● What is expected: Print each entry below precisely as shown.

Component data from apps and pages:
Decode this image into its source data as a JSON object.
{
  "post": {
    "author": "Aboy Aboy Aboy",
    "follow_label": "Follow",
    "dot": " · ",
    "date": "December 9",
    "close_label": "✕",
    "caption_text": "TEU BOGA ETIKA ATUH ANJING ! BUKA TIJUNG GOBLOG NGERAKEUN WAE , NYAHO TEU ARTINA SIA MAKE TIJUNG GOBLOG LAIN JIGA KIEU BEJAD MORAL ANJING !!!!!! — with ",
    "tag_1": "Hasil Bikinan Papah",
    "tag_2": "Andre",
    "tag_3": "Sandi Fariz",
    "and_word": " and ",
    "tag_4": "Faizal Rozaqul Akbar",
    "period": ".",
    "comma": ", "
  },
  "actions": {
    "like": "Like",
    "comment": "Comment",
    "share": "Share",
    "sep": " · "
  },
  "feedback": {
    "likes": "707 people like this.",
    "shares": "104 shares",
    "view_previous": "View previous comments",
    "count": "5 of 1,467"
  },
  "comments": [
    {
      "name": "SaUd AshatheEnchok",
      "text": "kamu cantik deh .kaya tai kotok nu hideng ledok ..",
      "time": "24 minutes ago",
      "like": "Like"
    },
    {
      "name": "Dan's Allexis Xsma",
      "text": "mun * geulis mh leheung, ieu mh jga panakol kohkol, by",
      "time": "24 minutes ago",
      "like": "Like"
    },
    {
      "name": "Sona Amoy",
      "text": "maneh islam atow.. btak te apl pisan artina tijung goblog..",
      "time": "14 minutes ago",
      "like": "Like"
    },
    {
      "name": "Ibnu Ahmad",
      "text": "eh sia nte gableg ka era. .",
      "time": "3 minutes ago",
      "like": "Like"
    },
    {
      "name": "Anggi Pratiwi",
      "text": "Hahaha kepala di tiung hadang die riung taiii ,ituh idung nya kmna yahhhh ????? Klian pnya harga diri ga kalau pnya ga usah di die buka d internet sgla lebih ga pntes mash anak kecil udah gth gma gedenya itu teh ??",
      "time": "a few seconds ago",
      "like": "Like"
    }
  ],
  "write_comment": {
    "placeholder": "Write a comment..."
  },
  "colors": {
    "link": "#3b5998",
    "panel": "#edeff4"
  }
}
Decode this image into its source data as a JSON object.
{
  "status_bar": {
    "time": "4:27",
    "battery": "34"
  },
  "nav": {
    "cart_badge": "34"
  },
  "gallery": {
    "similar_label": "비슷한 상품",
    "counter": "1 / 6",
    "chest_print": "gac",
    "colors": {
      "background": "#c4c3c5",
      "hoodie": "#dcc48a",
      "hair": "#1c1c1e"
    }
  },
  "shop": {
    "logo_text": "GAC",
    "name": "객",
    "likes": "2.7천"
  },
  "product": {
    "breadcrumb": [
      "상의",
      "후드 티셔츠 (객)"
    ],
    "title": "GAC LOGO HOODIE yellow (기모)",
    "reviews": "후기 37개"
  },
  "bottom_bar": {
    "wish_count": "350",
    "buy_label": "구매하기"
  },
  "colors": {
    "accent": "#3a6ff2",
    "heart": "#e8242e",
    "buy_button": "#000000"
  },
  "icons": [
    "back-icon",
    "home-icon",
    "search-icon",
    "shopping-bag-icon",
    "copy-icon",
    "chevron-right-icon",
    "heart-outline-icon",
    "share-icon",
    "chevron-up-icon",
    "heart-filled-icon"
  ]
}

● Answer to the exercise:
Decode this image into its source data as a JSON object.
{
  "post": {
    "author": "Aboy Aboy Aboy",
    "follow_label": "Follow",
    "dot": " · ",
    "date": "December 9",
    "close_label": "✕",
    "caption_text": "TEU BOGA ETIKA ATUH ANJING ! BUKA TIJUNG GOBLOG NGERAKEUN WAE , NYAHO TEU ARTINA SIA MAKE TIJUNG GOBLOG LAIN JIGA KIEU BEJAD MORAL ANJING !!!!!! — with ",
    "tag_1": "Hasil Bikinan Papah",
    "tag_2": "Andre",
    "tag_3": "Sandi Fariz",
    "and_word": " and ",
    "tag_4": "Faizal Rozaqul Akbar",
    "period": ".",
    "comma": ", "
  },
  "actions": {
    "like": "Like",
    "comment": "Comment",
    "share": "Share",
    "sep": " · "
  },
  "feedback": {
    "likes": "707 people like this.",
    "shares": "104 shares",
    "view_previous": "View previous comments",
    "count": "5 of 1,467"
  },
  "comments": [
    {
      "name": "SaUd AshatheEnchok",
      "text": "kamu cantik deh .kaya tai kotok nu hideng ledok ..",
      "time": "24 minutes ago",
      "like": "Like"
    },
    {
      "name": "Dan's Allexis Xsma",
      "text": "mun * geulis mh leheung, ieu mh jga panakol kohkol, by",
      "time": "24 minutes ago",
      "like": "Like"
    },
    {
      "name": "Sona Amoy",
      "text": "maneh islam atow.. btak te apl pisan artina tijung goblog..",
      "time": "14 minutes ago",
      "like": "Like"
    },
    {
      "name": "Ibnu Ahmad",
      "text": "eh sia nte gableg ka era. .",
      "time": "3 minutes ago",
      "like": "Like"
    },
    {
      "name": "Anggi Pratiwi",
      "text": "Hahaha kepala di tiung hadang die riung taiii ,ituh idung nya kmna yahhhh ????? Klian pnya harga diri ga kalau pnya ga usah di die buka d internet sgla lebih ga pntes mash anak kecil udah gth gma gedenya itu teh ??",
      "time": "a few seconds ago",
      "like": "Like"
    }
  ],
  "write_comment": {
    "placeholder": "Write a comment..."
  },
  "colors": {
    "link": "#3b5998",
    "panel": "#edeff4"
  }
}
Decode this image into its source data as a JSON object.
{
  "status_bar": {
    "time": "4:27",
    "battery": "34"
  },
  "nav": {
    "cart_badge": "34"
  },
  "gallery": {
    "similar_label": "비슷한 상품",
    "counter": "1 / 6",
    "chest_print": "gac",
    "colors": {
      "background": "#c4c3c5",
      "hoodie": "#dcc48a",
      "hair": "#1c1c1e"
    }
  },
  "shop": {
    "logo_text": "GAC",
    "name": "객",
    "likes": "2.7천"
  },
  "product": {
    "breadcrumb": [
      "상의",
      "후드 티셔츠 (객)"
    ],
    "title": "GAC LOGO HOODIE yellow (기모)",
    "reviews": "후기 37개"
  },
  "bottom_bar": {
    "wish_count": "350",
    "buy_label": "구매하기"
  },
  "colors": {
    "accent": "#3a6ff2",
    "heart": "#e8242e",
    "buy_button": "#000000"
  },
  "icons": [
    "back-icon",
    "home-icon",
    "search-icon",
    "shopping-bag-icon",
    "copy-icon",
    "chevron-right-icon",
    "heart-outline-icon",
    "share-icon",
    "chevron-up-icon",
    "heart-filled-icon"
  ]
}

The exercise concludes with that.